The anti-punishment and anti-police crowds (overlapping but not equal sets) have been on a roll for several years now. When the results that persons of sense warned would follow do follow, the likely causal connection must be ignored or dismissed.
A former Marine became the target of an alleged assault in a McDonald's Friday night, as a crowd of youths cornered him and demanded he answer the question, "do you believe black lives matter?" Before knocking him unconscious and robbing him.

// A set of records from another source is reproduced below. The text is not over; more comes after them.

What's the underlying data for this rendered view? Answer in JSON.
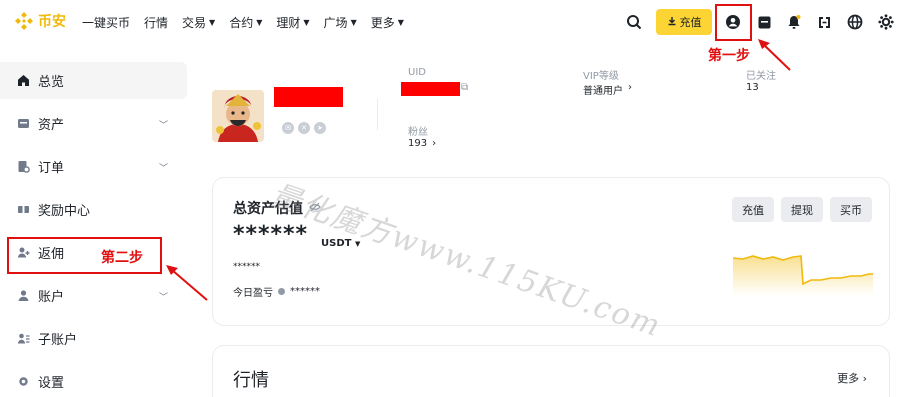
{
  "logo": {
    "text": "币安"
  },
  "nav": {
    "items": [
      {
        "label": "一键买币",
        "has_caret": false
      },
      {
        "label": "行情",
        "has_caret": false
      },
      {
        "label": "交易",
        "has_caret": true
      },
      {
        "label": "合约",
        "has_caret": true
      },
      {
        "label": "理财",
        "has_caret": true
      },
      {
        "label": "广场",
        "has_caret": true
      },
      {
        "label": "更多",
        "has_caret": true
      }
    ],
    "deposit_label": "充值",
    "icons": [
      "search-icon",
      "account-icon",
      "orders-icon",
      "notification-icon",
      "download-icon",
      "globe-icon",
      "settings-icon"
    ]
  },
  "sidebar": {
    "items": [
      {
        "label": "总览",
        "icon": "home-icon",
        "active": true,
        "chevron": false
      },
      {
        "label": "资产",
        "icon": "wallet-icon",
        "active": false,
        "chevron": true
      },
      {
        "label": "订单",
        "icon": "orders-icon",
        "active": false,
        "chevron": true
      },
      {
        "label": "奖励中心",
        "icon": "rewards-icon",
        "active": false,
        "chevron": false
      },
      {
        "label": "返佣",
        "icon": "referral-icon",
        "active": false,
        "chevron": false
      },
      {
        "label": "账户",
        "icon": "user-icon",
        "active": false,
        "chevron": true
      },
      {
        "label": "子账户",
        "icon": "sub-account-icon",
        "active": false,
        "chevron": false
      },
      {
        "label": "设置",
        "icon": "settings-icon",
        "active": false,
        "chevron": false
      }
    ]
  },
  "profile": {
    "uid_label": "UID",
    "vip_label": "VIP等级",
    "vip_value": "普通用户",
    "following_label": "已关注",
    "following_value": "13",
    "followers_label": "粉丝",
    "followers_value": "193"
  },
  "assets": {
    "title": "总资产估值",
    "masked_total": "******",
    "unit": "USDT",
    "masked_sub": "******",
    "pnl_label": "今日盈亏",
    "pnl_value": "******",
    "buttons": [
      "充值",
      "提现",
      "买币"
    ]
  },
  "market": {
    "title": "行情",
    "more_label": "更多"
  },
  "annotations": {
    "step1": "第一步",
    "step2": "第二步",
    "watermark": "量化魔方www.115KU.com"
  },
  "colors": {
    "brand": "#f0b90b",
    "button_yellow": "#fcd535",
    "annotation_red": "#e01010",
    "redaction": "#ff0000"
  }
}
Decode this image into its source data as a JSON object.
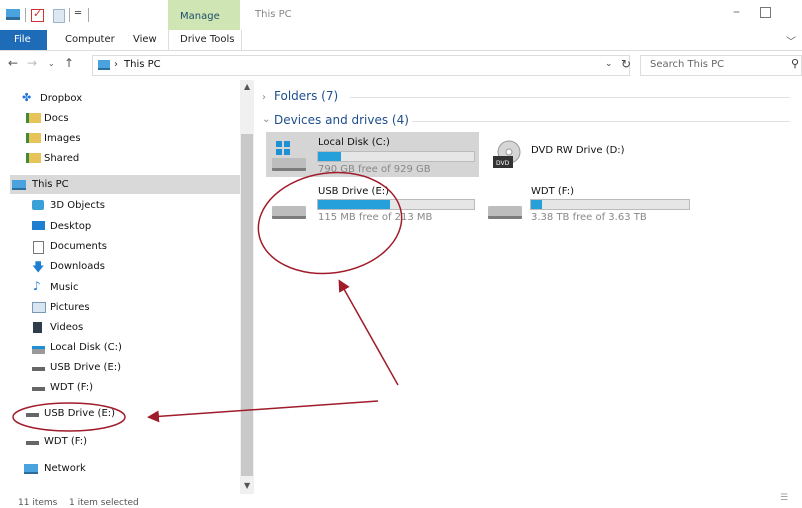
{
  "titlebar": {
    "contextual_tab": "Manage",
    "window_title": "This PC",
    "minimize_glyph": "–"
  },
  "ribbon": {
    "tabs": [
      "File",
      "Computer",
      "View",
      "Drive Tools"
    ]
  },
  "address": {
    "path": "This PC",
    "search_placeholder": "Search This PC"
  },
  "nav": {
    "quick": [
      {
        "label": "Dropbox",
        "icon": "dropbox-icon"
      },
      {
        "label": "Docs",
        "icon": "shared-folder-icon"
      },
      {
        "label": "Images",
        "icon": "shared-folder-icon"
      },
      {
        "label": "Shared",
        "icon": "shared-folder-icon"
      }
    ],
    "this_pc": "This PC",
    "pc_items": [
      {
        "label": "3D Objects",
        "icon": "3d-objects-icon"
      },
      {
        "label": "Desktop",
        "icon": "desktop-icon"
      },
      {
        "label": "Documents",
        "icon": "documents-icon"
      },
      {
        "label": "Downloads",
        "icon": "downloads-icon"
      },
      {
        "label": "Music",
        "icon": "music-icon"
      },
      {
        "label": "Pictures",
        "icon": "pictures-icon"
      },
      {
        "label": "Videos",
        "icon": "videos-icon"
      },
      {
        "label": "Local Disk (C:)",
        "icon": "local-disk-icon"
      },
      {
        "label": "USB Drive (E:)",
        "icon": "drive-icon"
      },
      {
        "label": "WDT (F:)",
        "icon": "drive-icon"
      }
    ],
    "usb_root": "USB Drive (E:)",
    "wdt_root": "WDT (F:)",
    "network": "Network"
  },
  "content": {
    "folders_group": "Folders (7)",
    "devices_group": "Devices and drives (4)",
    "drives": [
      {
        "name": "Local Disk (C:)",
        "free": "790 GB free of 929 GB",
        "used_fraction": 0.15
      },
      {
        "name": "DVD RW Drive (D:)"
      },
      {
        "name": "USB Drive (E:)",
        "free": "115 MB free of 213 MB",
        "used_fraction": 0.46
      },
      {
        "name": "WDT (F:)",
        "free": "3.38 TB free of 3.63 TB",
        "used_fraction": 0.07
      }
    ]
  },
  "status": {
    "items": "11 items",
    "selected": "1 item selected"
  },
  "colors": {
    "annotation": "#a01c2a",
    "accent": "#1e6bb8",
    "bar_fill": "#26a0da"
  }
}
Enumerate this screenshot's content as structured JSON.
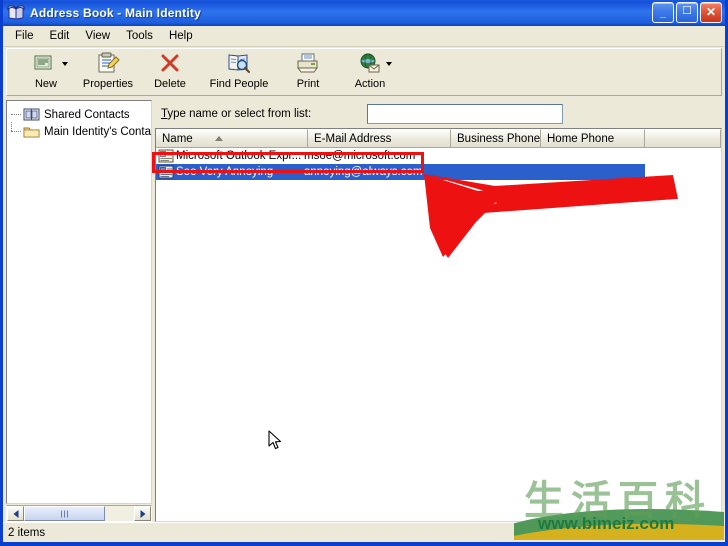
{
  "window": {
    "title": "Address Book - Main Identity",
    "icon": "address-book-icon",
    "controls": {
      "minimize": "_",
      "maximize": "❐",
      "close": "✕"
    }
  },
  "menu": {
    "items": [
      {
        "label": "File"
      },
      {
        "label": "Edit"
      },
      {
        "label": "View"
      },
      {
        "label": "Tools"
      },
      {
        "label": "Help"
      }
    ]
  },
  "toolbar": {
    "buttons": [
      {
        "label": "New",
        "icon": "new-contact-icon",
        "dropdown": true
      },
      {
        "label": "Properties",
        "icon": "properties-icon",
        "dropdown": false
      },
      {
        "label": "Delete",
        "icon": "delete-x-icon",
        "dropdown": false
      },
      {
        "label": "Find People",
        "icon": "find-people-icon",
        "dropdown": false
      },
      {
        "label": "Print",
        "icon": "printer-icon",
        "dropdown": false
      },
      {
        "label": "Action",
        "icon": "action-globe-icon",
        "dropdown": true
      }
    ]
  },
  "tree": {
    "nodes": [
      {
        "label": "Shared Contacts",
        "icon": "shared-contacts-book-icon"
      },
      {
        "label": "Main Identity's Conta",
        "icon": "folder-icon"
      }
    ]
  },
  "find": {
    "label_prefix": "T",
    "label_rest": "ype name or select from list:",
    "value": "",
    "placeholder": ""
  },
  "list": {
    "columns": [
      {
        "label": "Name",
        "sort": "asc"
      },
      {
        "label": "E-Mail Address",
        "sort": ""
      },
      {
        "label": "Business Phone",
        "sort": ""
      },
      {
        "label": "Home Phone",
        "sort": ""
      }
    ],
    "rows": [
      {
        "name": "Microsoft Outlook Expr...",
        "email": "msoe@microsoft.com",
        "business_phone": "",
        "home_phone": "",
        "icon": "contact-card-icon",
        "selected": false
      },
      {
        "name": "Soe Very Annoying",
        "email": "annoying@always.com",
        "business_phone": "",
        "home_phone": "",
        "icon": "contact-card-icon",
        "selected": true
      }
    ]
  },
  "status": {
    "text": "2 items"
  },
  "annotations": {
    "highlight_box_color": "#ee1111",
    "arrow_color": "#ee1111",
    "arrow_label": "red-arrow-pointing-to-selected-contact"
  },
  "watermark": {
    "characters": "生活百科",
    "url": "www.bimeiz.com"
  },
  "colors": {
    "titlebar_blue": "#1c5ddd",
    "selection_blue": "#2a5fcc",
    "window_face": "#ece9d8",
    "border_blue": "#0a3fcf"
  }
}
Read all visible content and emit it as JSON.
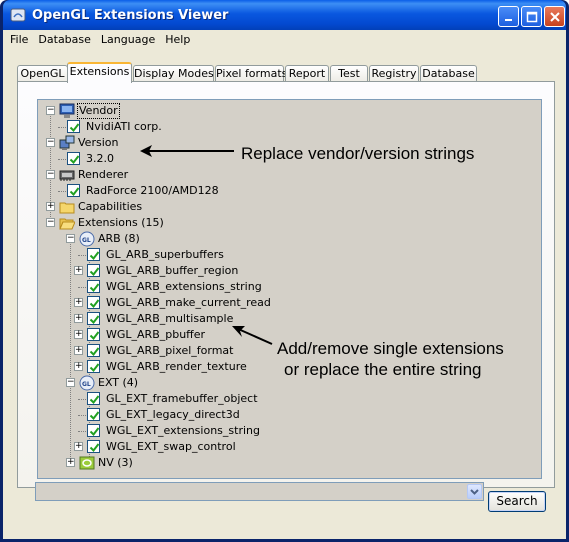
{
  "window": {
    "title": "OpenGL Extensions Viewer"
  },
  "menu": [
    "File",
    "Database",
    "Language",
    "Help"
  ],
  "tabs": [
    {
      "label": "OpenGL",
      "active": false
    },
    {
      "label": "Extensions",
      "active": true
    },
    {
      "label": "Display Modes",
      "active": false
    },
    {
      "label": "Pixel formats",
      "active": false
    },
    {
      "label": "Report",
      "active": false
    },
    {
      "label": "Test",
      "active": false
    },
    {
      "label": "Registry",
      "active": false
    },
    {
      "label": "Database",
      "active": false
    }
  ],
  "tree": {
    "vendor": {
      "label": "Vendor",
      "value": "NvidiATI corp.",
      "icon": "monitor-icon"
    },
    "version": {
      "label": "Version",
      "value": "3.2.0",
      "icon": "network-icon"
    },
    "renderer": {
      "label": "Renderer",
      "value": "RadForce 2100/AMD128",
      "icon": "gpu-card-icon"
    },
    "capabilities": {
      "label": "Capabilities",
      "icon": "folder-icon"
    },
    "extensions": {
      "label": "Extensions (15)",
      "icon": "folder-open-icon",
      "groups": [
        {
          "label": "ARB (8)",
          "items": [
            {
              "label": "GL_ARB_superbuffers",
              "expandable": false
            },
            {
              "label": "WGL_ARB_buffer_region",
              "expandable": true
            },
            {
              "label": "WGL_ARB_extensions_string",
              "expandable": false
            },
            {
              "label": "WGL_ARB_make_current_read",
              "expandable": true
            },
            {
              "label": "WGL_ARB_multisample",
              "expandable": true
            },
            {
              "label": "WGL_ARB_pbuffer",
              "expandable": true
            },
            {
              "label": "WGL_ARB_pixel_format",
              "expandable": true
            },
            {
              "label": "WGL_ARB_render_texture",
              "expandable": true
            }
          ]
        },
        {
          "label": "EXT (4)",
          "items": [
            {
              "label": "GL_EXT_framebuffer_object",
              "expandable": false
            },
            {
              "label": "GL_EXT_legacy_direct3d",
              "expandable": false
            },
            {
              "label": "WGL_EXT_extensions_string",
              "expandable": false
            },
            {
              "label": "WGL_EXT_swap_control",
              "expandable": true
            }
          ]
        },
        {
          "label": "NV (3)",
          "items": []
        }
      ]
    }
  },
  "annotations": {
    "top": "Replace vendor/version strings",
    "middle_line1": "Add/remove single extensions",
    "middle_line2": "or replace the entire string"
  },
  "search": {
    "value": "",
    "button_label": "Search"
  },
  "colors": {
    "titlebar": "#0a5ee8",
    "tree_background": "#d4d0c8",
    "check": "#21a121",
    "active_tab_accent": "#f9b635"
  }
}
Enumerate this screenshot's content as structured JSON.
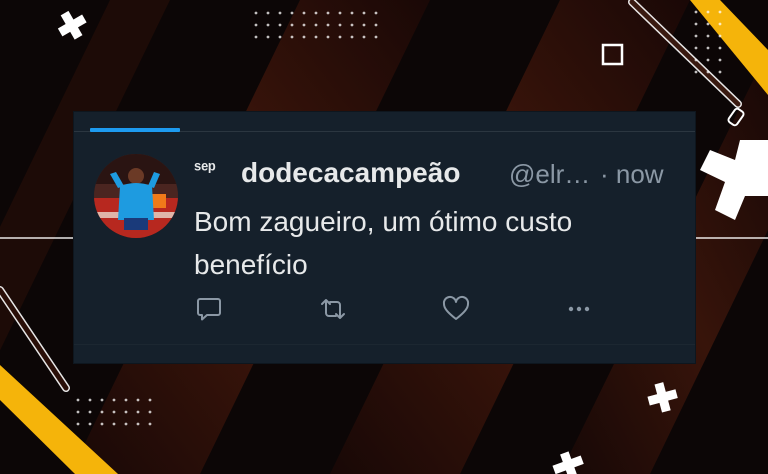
{
  "tweet": {
    "name_prefix": "ˢᵉᵖ",
    "display_name": "dodecacampeão",
    "handle": "@elr…",
    "timestamp": "· now",
    "text": "Bom zagueiro, um ótimo custo benefício"
  },
  "actions": {
    "reply_icon": "reply-icon",
    "retweet_icon": "retweet-icon",
    "like_icon": "heart-icon",
    "more_icon": "more-icon"
  },
  "colors": {
    "background": "#0c0606",
    "card": "#15202b",
    "accent": "#1d9bf0",
    "secondary_text": "#8b98a5",
    "decor_yellow": "#f5b40a"
  }
}
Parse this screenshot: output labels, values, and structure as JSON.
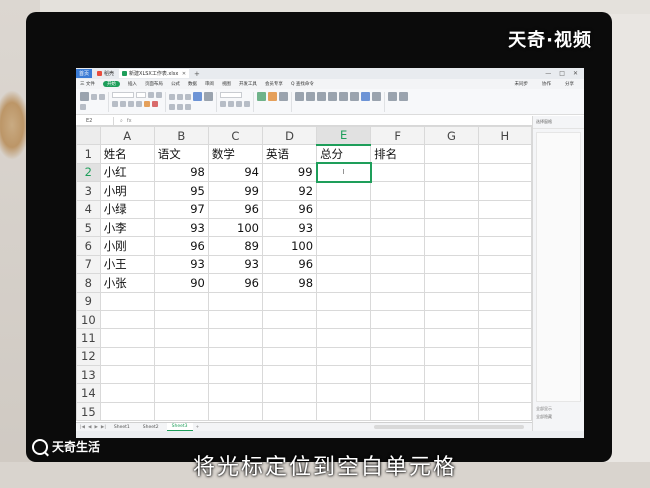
{
  "watermark": {
    "brand_top": "天奇·视频",
    "brand_bottom": "天奇生活"
  },
  "caption": "将光标定位到空白单元格",
  "window": {
    "tabs": [
      {
        "label": "首页"
      },
      {
        "label": "稻壳"
      },
      {
        "label": "新建XLSX工作表.xlsx"
      }
    ]
  },
  "menu": {
    "items": [
      "三 文件",
      "开始",
      "插入",
      "页面布局",
      "公式",
      "数据",
      "审阅",
      "视图",
      "开发工具",
      "会员专享",
      "Q 查找命令"
    ],
    "right": [
      "未同步",
      "协作",
      "分享"
    ]
  },
  "formula_bar": {
    "cell": "E2",
    "fx": "fx"
  },
  "sheet": {
    "columns": [
      "A",
      "B",
      "C",
      "D",
      "E",
      "F",
      "G",
      "H"
    ],
    "selected_column": "E",
    "selected_row": "2",
    "rows": [
      {
        "n": "1",
        "cells": [
          "姓名",
          "语文",
          "数学",
          "英语",
          "总分",
          "排名",
          "",
          ""
        ]
      },
      {
        "n": "2",
        "cells": [
          "小红",
          "98",
          "94",
          "99",
          "",
          "",
          "",
          ""
        ]
      },
      {
        "n": "3",
        "cells": [
          "小明",
          "95",
          "99",
          "92",
          "",
          "",
          "",
          ""
        ]
      },
      {
        "n": "4",
        "cells": [
          "小绿",
          "97",
          "96",
          "96",
          "",
          "",
          "",
          ""
        ]
      },
      {
        "n": "5",
        "cells": [
          "小李",
          "93",
          "100",
          "93",
          "",
          "",
          "",
          ""
        ]
      },
      {
        "n": "6",
        "cells": [
          "小刚",
          "96",
          "89",
          "100",
          "",
          "",
          "",
          ""
        ]
      },
      {
        "n": "7",
        "cells": [
          "小王",
          "93",
          "93",
          "96",
          "",
          "",
          "",
          ""
        ]
      },
      {
        "n": "8",
        "cells": [
          "小张",
          "90",
          "96",
          "98",
          "",
          "",
          "",
          ""
        ]
      },
      {
        "n": "9",
        "cells": [
          "",
          "",
          "",
          "",
          "",
          "",
          "",
          ""
        ]
      },
      {
        "n": "10",
        "cells": [
          "",
          "",
          "",
          "",
          "",
          "",
          "",
          ""
        ]
      },
      {
        "n": "11",
        "cells": [
          "",
          "",
          "",
          "",
          "",
          "",
          "",
          ""
        ]
      },
      {
        "n": "12",
        "cells": [
          "",
          "",
          "",
          "",
          "",
          "",
          "",
          ""
        ]
      },
      {
        "n": "13",
        "cells": [
          "",
          "",
          "",
          "",
          "",
          "",
          "",
          ""
        ]
      },
      {
        "n": "14",
        "cells": [
          "",
          "",
          "",
          "",
          "",
          "",
          "",
          ""
        ]
      },
      {
        "n": "15",
        "cells": [
          "",
          "",
          "",
          "",
          "",
          "",
          "",
          ""
        ]
      }
    ],
    "cursor_glyph": "I",
    "sheet_tabs": [
      "Sheet1",
      "Sheet2",
      "Sheet3"
    ],
    "active_sheet": "Sheet3"
  },
  "task_pane": {
    "title": "选择窗格",
    "footer_left": "全部显示",
    "footer_right": "全部隐藏"
  },
  "colors": {
    "accent": "#1e9e5a",
    "monitor": "#0b0b0b",
    "grid_line": "#d9d9d9"
  }
}
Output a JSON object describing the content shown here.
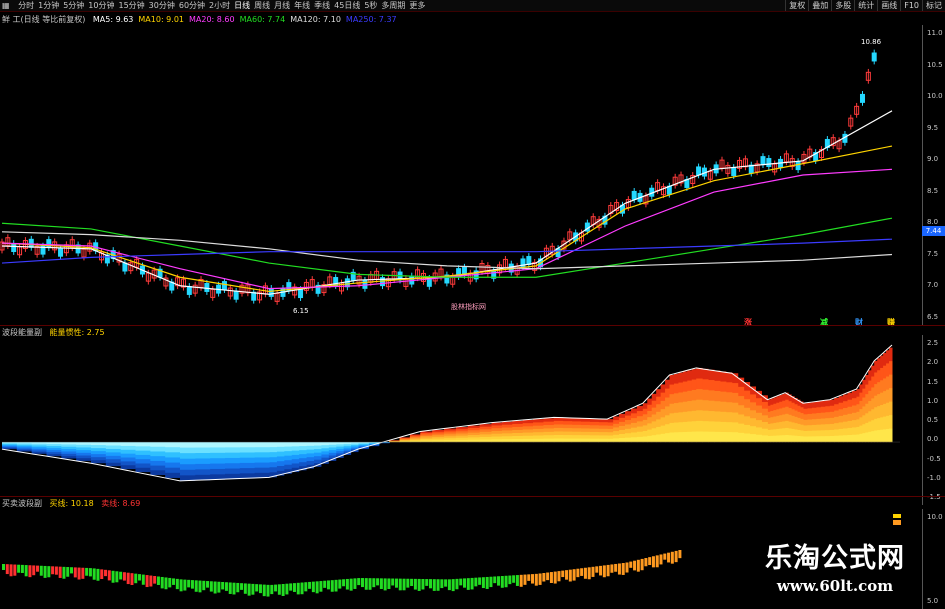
{
  "toolbar": {
    "icon": "grid-icon",
    "periods": [
      "分时",
      "1分钟",
      "5分钟",
      "10分钟",
      "15分钟",
      "30分钟",
      "60分钟",
      "2小时",
      "日线",
      "周线",
      "月线",
      "年线",
      "季线",
      "45日线",
      "5秒",
      "多周期",
      "更多"
    ],
    "active_period": "日线",
    "right": [
      "复权",
      "叠加",
      "多股",
      "统计",
      "画线",
      "F10",
      "标记"
    ]
  },
  "main_legend": {
    "title": "鲜 工(日线 等比前复权)",
    "ma": [
      {
        "label": "MA5: 9.63",
        "color": "#ffffff"
      },
      {
        "label": "MA10: 9.01",
        "color": "#ffd400"
      },
      {
        "label": "MA20: 8.60",
        "color": "#ff3cff"
      },
      {
        "label": "MA60: 7.74",
        "color": "#22dd22"
      },
      {
        "label": "MA120: 7.10",
        "color": "#dddddd"
      },
      {
        "label": "MA250: 7.37",
        "color": "#3b3bff"
      }
    ]
  },
  "main_axis": [
    "11.0",
    "10.5",
    "10.0",
    "9.5",
    "9.0",
    "8.5",
    "8.0",
    "7.5",
    "7.0",
    "6.5"
  ],
  "labels": {
    "peak": "10.86",
    "low": "6.15",
    "center": "股林指标网",
    "last_price": "7.44"
  },
  "signals": [
    {
      "text": "涨",
      "color": "#ff3333"
    },
    {
      "text": "减",
      "color": "#33ff33"
    },
    {
      "text": "财",
      "color": "#3399ff"
    },
    {
      "text": "赚",
      "color": "#ffd400"
    }
  ],
  "panel2": {
    "legend": "波段能量副",
    "sub": "能量惯性: 2.75",
    "axis": [
      "2.5",
      "2.0",
      "1.5",
      "1.0",
      "0.5",
      "0.0",
      "-0.5",
      "-1.0",
      "-1.5"
    ]
  },
  "panel3": {
    "legend": "买卖波段副",
    "buy": "买线: 10.18",
    "sell": "卖线: 8.69",
    "axis": [
      "10.0",
      "5.0"
    ]
  },
  "watermark": {
    "title": "乐淘公式网",
    "url": "www.60lt.com"
  },
  "chart_data": [
    {
      "type": "line",
      "title": "鲜 工(日线 等比前复权)",
      "ylim": [
        6.0,
        11.0
      ],
      "x": [
        0,
        10,
        20,
        30,
        40,
        50,
        60,
        70,
        80,
        90,
        100
      ],
      "series": [
        {
          "name": "MA5",
          "color": "#ffffff",
          "values": [
            7.25,
            7.2,
            6.55,
            6.4,
            6.65,
            6.7,
            6.95,
            8.0,
            8.6,
            8.75,
            9.63
          ]
        },
        {
          "name": "MA10",
          "color": "#ffd400",
          "values": [
            7.3,
            7.22,
            6.7,
            6.45,
            6.6,
            6.72,
            6.9,
            7.9,
            8.4,
            8.7,
            9.01
          ]
        },
        {
          "name": "MA20",
          "color": "#ff3cff",
          "values": [
            7.3,
            7.25,
            6.85,
            6.5,
            6.55,
            6.7,
            6.85,
            7.6,
            8.2,
            8.5,
            8.6
          ]
        },
        {
          "name": "MA60",
          "color": "#22dd22",
          "values": [
            7.65,
            7.55,
            7.25,
            6.95,
            6.75,
            6.7,
            6.7,
            6.95,
            7.2,
            7.45,
            7.74
          ]
        },
        {
          "name": "MA120",
          "color": "#dddddd",
          "values": [
            7.5,
            7.45,
            7.35,
            7.2,
            7.0,
            6.9,
            6.85,
            6.9,
            6.95,
            7.0,
            7.1
          ]
        },
        {
          "name": "MA250",
          "color": "#3b3bff",
          "values": [
            6.95,
            7.05,
            7.1,
            7.15,
            7.15,
            7.15,
            7.15,
            7.2,
            7.25,
            7.3,
            7.37
          ]
        }
      ]
    },
    {
      "type": "area",
      "title": "波段能量副",
      "ylim": [
        -1.5,
        2.75
      ],
      "x": [
        0,
        10,
        20,
        30,
        35,
        40,
        47,
        55,
        62,
        68,
        72,
        75,
        78,
        82,
        86,
        88,
        90,
        93,
        96,
        98,
        100
      ],
      "series": [
        {
          "name": "能量惯性",
          "values": [
            -0.2,
            -0.6,
            -1.1,
            -1.0,
            -0.7,
            -0.2,
            0.3,
            0.55,
            0.7,
            0.65,
            1.1,
            1.9,
            2.1,
            1.95,
            1.2,
            1.4,
            1.1,
            1.2,
            1.5,
            2.3,
            2.75
          ]
        }
      ]
    },
    {
      "type": "bar",
      "title": "买卖波段副",
      "ylim": [
        5.0,
        10.0
      ],
      "x": [
        0,
        10,
        20,
        30,
        40,
        50,
        60,
        70,
        76
      ],
      "series": [
        {
          "name": "买线",
          "values": [
            7.5,
            7.2,
            6.4,
            6.0,
            6.5,
            6.4,
            6.8,
            7.6,
            8.5
          ]
        }
      ]
    }
  ]
}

Christopher Marquez, a veteran of Iraq and recipient of the Bronze Star for valor, said he was dining at a McDonald's in northwest D.C. when a group of black teenagers came up to him and allegedly began harassing him about the black lives matter movement. Marquez ignored them which prompted calls and shouts that he was a racist.Marquez left the establishment after eating, but allegedly sustained a sudden blow to the back of his head outside the McDonald's, which knocked him unconscious. When he woke up, his pants were ripped and wallet gone, which contained $400 in cash, three credit cards, his VA medical card, school identification, metro card and driver's license
This is where we are headed. It is also, if truth be told, where the ideology behind BLM intends for us to be headed.
The cartoon on the left is by Benjamin Schwartz of the New Yorker. Click on it for a larger view.
Debra Saunders has this column in the San Francisco Chronicle.
While the defense attempted in this case is widely regarded as ludicrous, with its emphasis on affluence as a mitigating circumstance in a criminal case, the underlying problem of indulgent, permissive parenting is a much more serious and pervasive one. It is not limited to the wealthy.
Two weeks ago, Leonard Sax, a practicing physician, had this op-ed in the WSJ on the pandemic disrespectfulness of children today and the role of parents and popular culture in causing that problem. His article is titled "Parenting in the Age of Awfulness."